■ **Problem**
Lines in the records below that contain the word "more" must each be copied.

Extracted records
= Beginning of Section =

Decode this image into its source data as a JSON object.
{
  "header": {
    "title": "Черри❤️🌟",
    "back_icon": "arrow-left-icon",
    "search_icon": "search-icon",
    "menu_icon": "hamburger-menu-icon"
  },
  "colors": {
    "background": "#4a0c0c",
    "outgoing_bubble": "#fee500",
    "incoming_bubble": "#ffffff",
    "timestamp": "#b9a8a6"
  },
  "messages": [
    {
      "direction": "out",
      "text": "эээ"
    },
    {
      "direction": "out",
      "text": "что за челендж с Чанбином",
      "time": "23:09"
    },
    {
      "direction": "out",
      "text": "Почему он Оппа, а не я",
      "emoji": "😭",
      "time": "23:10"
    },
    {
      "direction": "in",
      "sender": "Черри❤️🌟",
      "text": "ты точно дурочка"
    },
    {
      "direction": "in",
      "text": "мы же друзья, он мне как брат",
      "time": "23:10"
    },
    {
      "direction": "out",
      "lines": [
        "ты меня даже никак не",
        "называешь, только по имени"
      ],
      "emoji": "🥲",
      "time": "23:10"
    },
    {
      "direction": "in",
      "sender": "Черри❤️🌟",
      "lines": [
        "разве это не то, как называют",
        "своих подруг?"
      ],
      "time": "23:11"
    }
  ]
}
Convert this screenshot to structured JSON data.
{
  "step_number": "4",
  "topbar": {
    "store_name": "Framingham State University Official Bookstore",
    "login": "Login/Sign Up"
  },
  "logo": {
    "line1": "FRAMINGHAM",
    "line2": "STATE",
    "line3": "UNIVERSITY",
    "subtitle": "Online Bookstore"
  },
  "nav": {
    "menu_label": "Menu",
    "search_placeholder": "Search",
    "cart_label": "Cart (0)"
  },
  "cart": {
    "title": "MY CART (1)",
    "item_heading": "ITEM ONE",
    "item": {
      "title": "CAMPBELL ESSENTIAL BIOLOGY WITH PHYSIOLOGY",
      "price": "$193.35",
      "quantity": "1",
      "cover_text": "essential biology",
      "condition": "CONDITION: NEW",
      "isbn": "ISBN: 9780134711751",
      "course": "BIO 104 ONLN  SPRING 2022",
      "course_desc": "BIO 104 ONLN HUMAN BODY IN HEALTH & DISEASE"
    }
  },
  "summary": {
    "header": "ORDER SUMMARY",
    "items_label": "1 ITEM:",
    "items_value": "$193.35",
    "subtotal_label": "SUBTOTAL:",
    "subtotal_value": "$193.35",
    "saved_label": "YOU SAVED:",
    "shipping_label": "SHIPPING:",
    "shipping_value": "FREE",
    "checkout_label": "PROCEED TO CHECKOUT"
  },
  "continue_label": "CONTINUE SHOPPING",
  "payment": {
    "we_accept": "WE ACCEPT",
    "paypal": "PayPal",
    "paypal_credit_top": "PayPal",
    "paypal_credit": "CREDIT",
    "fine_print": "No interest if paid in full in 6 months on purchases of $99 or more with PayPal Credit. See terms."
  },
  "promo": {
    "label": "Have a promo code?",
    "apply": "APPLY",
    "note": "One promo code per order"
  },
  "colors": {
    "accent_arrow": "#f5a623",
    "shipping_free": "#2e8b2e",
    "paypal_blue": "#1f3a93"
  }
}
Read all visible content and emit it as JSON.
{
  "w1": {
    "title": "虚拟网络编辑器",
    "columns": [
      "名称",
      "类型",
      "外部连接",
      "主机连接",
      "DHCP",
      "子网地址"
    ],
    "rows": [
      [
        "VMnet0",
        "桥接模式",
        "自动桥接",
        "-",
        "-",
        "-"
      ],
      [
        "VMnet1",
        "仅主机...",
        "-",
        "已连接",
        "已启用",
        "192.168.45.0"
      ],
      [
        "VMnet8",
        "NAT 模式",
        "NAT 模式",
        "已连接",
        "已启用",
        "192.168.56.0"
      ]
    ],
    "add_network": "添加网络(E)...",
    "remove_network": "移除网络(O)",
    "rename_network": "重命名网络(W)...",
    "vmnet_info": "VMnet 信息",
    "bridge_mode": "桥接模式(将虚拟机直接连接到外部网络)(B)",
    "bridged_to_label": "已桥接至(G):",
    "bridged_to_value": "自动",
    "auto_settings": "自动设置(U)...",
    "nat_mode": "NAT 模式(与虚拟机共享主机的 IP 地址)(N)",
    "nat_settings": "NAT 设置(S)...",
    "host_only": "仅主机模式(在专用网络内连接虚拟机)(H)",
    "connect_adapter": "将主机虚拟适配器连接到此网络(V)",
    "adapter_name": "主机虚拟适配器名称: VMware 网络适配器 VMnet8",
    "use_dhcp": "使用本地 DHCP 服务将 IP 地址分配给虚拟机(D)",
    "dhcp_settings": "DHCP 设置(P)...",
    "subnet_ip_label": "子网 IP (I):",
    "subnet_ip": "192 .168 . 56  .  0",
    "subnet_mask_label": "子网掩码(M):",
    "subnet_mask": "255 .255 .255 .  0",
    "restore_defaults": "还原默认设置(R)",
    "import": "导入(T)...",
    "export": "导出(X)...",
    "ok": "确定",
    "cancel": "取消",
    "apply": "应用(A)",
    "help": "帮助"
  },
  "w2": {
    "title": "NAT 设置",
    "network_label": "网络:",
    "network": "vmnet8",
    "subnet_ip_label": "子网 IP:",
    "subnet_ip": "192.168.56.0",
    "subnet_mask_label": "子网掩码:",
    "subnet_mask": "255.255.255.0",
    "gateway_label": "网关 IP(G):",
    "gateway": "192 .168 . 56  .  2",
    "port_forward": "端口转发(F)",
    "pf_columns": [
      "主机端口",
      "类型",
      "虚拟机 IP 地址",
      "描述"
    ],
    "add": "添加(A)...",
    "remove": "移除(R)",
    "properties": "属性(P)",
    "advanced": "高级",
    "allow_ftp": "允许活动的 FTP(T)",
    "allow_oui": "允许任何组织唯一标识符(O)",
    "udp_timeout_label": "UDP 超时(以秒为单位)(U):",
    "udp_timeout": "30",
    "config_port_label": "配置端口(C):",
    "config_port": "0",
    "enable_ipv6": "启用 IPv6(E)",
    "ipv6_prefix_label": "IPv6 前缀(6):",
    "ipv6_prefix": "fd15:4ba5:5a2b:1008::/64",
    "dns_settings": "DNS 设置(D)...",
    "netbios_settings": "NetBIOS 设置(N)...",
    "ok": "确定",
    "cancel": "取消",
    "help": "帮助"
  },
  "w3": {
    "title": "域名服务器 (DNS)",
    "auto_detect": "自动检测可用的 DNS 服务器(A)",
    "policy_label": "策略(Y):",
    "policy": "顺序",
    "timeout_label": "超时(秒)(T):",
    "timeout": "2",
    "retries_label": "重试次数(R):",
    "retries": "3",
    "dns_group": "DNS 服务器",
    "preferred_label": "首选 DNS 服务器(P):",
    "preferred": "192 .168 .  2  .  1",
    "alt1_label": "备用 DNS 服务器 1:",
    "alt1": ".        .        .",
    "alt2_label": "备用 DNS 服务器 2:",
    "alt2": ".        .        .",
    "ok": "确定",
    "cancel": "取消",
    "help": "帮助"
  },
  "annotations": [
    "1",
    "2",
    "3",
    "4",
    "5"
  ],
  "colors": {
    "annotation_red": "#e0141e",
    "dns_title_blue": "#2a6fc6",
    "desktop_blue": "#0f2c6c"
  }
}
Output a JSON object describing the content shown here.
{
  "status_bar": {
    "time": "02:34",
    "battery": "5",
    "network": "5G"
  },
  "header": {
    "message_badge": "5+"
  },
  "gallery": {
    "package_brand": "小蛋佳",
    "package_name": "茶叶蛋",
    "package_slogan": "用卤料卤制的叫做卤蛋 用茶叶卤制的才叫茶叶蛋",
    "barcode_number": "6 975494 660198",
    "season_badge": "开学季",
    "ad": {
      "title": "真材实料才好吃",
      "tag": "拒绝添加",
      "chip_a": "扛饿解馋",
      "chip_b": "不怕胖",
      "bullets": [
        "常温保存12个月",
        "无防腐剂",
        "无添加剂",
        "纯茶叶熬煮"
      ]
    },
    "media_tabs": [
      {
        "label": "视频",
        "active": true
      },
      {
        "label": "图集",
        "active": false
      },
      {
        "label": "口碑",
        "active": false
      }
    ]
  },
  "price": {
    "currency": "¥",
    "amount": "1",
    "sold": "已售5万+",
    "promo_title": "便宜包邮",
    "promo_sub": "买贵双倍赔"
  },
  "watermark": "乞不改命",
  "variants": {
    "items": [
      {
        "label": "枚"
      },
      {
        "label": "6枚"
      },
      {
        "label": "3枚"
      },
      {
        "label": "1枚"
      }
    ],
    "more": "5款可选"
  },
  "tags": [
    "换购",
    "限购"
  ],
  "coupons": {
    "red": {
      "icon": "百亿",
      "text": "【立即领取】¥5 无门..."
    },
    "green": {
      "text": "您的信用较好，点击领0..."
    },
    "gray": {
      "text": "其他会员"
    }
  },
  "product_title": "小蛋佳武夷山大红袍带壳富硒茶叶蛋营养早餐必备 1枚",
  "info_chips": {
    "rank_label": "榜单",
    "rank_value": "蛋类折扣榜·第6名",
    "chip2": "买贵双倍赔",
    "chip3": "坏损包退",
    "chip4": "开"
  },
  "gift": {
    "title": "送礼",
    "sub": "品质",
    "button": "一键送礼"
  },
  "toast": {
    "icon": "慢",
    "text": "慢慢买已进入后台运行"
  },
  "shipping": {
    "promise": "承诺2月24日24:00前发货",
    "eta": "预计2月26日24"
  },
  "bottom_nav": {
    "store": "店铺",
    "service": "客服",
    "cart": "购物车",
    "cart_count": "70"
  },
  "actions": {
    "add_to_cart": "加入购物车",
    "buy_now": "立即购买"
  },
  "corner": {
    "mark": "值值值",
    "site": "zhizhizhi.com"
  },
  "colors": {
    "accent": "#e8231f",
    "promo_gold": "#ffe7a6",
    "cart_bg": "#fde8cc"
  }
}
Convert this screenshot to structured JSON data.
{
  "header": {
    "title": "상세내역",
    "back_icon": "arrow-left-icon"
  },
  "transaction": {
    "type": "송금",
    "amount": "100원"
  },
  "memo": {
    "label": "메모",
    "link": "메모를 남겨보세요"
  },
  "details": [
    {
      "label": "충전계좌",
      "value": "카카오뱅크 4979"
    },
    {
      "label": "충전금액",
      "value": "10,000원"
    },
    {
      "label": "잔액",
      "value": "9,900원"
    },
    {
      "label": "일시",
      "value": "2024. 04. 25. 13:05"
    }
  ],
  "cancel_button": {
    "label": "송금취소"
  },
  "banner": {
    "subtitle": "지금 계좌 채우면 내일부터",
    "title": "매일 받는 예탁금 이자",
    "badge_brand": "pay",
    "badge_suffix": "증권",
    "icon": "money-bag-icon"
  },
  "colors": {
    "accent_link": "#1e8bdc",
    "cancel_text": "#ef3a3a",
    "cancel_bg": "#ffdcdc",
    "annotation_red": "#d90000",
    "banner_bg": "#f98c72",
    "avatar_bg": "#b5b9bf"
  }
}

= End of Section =

■ **Task solution**
    "fine_print": "No interest if paid in full in 6 months on purchases of $99 or more with PayPal Credit. See terms."
    "more": "5款可选"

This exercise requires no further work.